# What to do:
I'd like every line from the material below that has "Narzędzia" in it.

# Task material:
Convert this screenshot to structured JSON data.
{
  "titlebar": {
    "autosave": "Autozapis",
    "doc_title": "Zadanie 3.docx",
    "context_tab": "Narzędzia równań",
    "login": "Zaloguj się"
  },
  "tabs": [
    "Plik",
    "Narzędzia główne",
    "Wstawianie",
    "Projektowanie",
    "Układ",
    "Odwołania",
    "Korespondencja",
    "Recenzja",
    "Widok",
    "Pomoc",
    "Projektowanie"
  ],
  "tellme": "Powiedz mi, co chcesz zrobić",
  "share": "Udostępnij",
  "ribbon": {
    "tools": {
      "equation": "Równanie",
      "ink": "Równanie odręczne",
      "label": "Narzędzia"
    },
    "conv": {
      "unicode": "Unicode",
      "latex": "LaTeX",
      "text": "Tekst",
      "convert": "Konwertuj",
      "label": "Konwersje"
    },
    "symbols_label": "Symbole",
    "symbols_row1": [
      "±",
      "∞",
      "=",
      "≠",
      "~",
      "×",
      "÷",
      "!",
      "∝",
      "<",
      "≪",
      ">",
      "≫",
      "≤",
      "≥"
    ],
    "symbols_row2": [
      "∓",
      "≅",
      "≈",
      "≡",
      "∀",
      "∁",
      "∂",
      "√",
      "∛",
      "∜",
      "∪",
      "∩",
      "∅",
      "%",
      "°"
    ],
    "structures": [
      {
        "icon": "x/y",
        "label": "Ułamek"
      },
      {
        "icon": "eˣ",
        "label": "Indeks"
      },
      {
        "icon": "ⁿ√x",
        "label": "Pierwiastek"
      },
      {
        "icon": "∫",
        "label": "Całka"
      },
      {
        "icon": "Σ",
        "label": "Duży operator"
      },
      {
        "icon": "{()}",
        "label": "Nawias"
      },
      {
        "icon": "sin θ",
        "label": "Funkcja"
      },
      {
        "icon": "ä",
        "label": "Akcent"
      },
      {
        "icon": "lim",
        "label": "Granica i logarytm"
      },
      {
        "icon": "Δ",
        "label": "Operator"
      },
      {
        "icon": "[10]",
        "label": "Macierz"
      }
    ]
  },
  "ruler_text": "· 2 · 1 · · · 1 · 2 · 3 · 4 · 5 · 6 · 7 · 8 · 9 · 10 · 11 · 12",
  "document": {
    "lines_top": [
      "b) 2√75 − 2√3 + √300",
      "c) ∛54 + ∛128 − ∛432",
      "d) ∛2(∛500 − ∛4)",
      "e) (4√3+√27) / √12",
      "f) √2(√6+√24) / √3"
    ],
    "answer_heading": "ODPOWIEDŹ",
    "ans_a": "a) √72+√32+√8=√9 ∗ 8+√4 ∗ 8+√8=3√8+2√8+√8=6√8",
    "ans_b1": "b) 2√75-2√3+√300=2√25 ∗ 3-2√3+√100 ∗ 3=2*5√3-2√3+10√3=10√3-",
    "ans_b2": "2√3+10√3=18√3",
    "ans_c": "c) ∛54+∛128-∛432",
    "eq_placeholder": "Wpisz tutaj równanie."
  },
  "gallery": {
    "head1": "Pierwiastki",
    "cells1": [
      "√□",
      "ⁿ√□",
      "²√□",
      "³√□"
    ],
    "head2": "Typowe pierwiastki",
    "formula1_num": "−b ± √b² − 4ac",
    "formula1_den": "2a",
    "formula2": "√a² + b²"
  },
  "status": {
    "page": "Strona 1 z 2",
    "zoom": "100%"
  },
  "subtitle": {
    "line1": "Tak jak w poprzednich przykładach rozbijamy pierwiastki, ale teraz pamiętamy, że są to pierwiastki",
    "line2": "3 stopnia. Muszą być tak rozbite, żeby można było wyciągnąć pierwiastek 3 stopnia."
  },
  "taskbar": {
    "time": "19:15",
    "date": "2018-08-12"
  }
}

# Solution:
    "context_tab": "Narzędzia równań",
    "Narzędzia główne",
      "label": "Narzędzia"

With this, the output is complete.